Cardinals History of Patience with Rookies Isn't Only Thing Holding Floyd Back

Sigmund BloomNFL Draft Lead WriterJuly 23, 2012

May 11, 2012; Tempe, AZ, USA; Arizona Cardinals wide receiver Michael Floyd during rookie mini camp at the Cardinals practice facility.  Mandatory Credit: Mark J. Rebilas-US PRESSWIRE
Mark J. Rebilas-US PRESSWIRE

Arizona Cardinals head coach Ken Whisenhunt's philosophy of easing rookies into the mix is well known, and that made Arizona Republic columnist Paola Boivin's report that "it wouldn't be surprising" for No. 13 overall pick Michael Floyd to start the season on the bench, well, not surprising.

Whisenhunt himself only put expectations for Floyd this year at "putting (Floyd) in packages" if he "shows he can do some things," according to Boivin.

Now, details are beginning to emerge that give credence to the idea that Floyd's first few months with the team aren't putting him on track to start even if the Cardinals were eager to get him on the field. It started with teammate Larry Fitzgerald jokingly charging Floyd with DWI (don't want it) after missing workouts during the break between minicamp and training camp:

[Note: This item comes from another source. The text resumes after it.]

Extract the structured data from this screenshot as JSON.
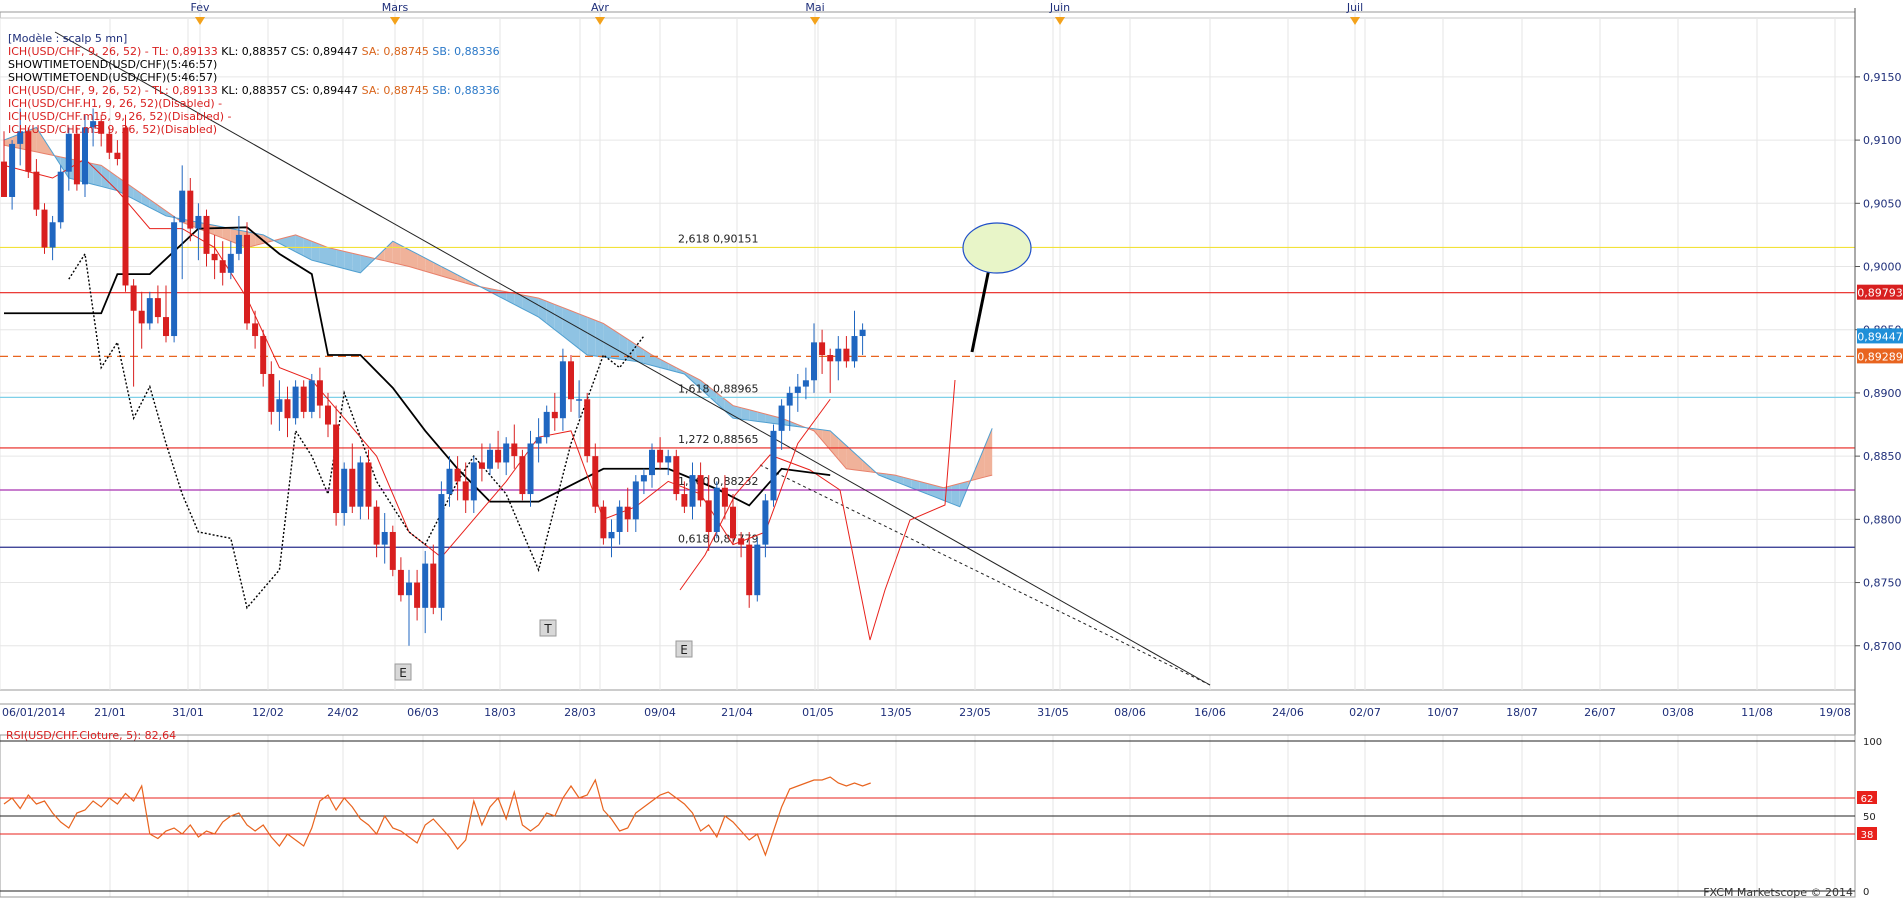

Just finished a great workout with @Wellefast. I'm charging @MichaelMFloyd with a DWI "don't want it" he missed a 3rd straight workout 2day.

— Larry Fitzgerald (@LarryFitzgerald) July 9, 2012


A few days later, Fitzgerald gave credit Floyd for "another strong workout" after leading the group in drills, even going as far as calling him a "beast." It's still impossible to not read into Fitzgerald's decision to call Floyd out, with his knowledge that it would be noticed and picked up by football media.

Arizona Republic beat writer Kent Somers pointed out that Fitzgerald "wasn't the hardest working man in football as a rookie", and it is good for Floyd's future that Fitzgerald is taking such an interest in his development.

Somers had a better reason to pour cold water on any expectation of Floyd starting. He isn't as good as Andre Roberts or Early Doucet yet. Somers also opined that Floyd needed to lose weight.

Len Pasquarelli of the Sports Xchange also reported that Floyd was "slow in spring workouts to adjust to the NFL-level work ethic," which could keep him no better than the No. 4 receiver at the start of camp.

Floyd has gotten messages that he needs to pick it up, whether directly from teammates or indirectly from those that cover the team and the game. We should get a good idea over the next month whether he received those messages.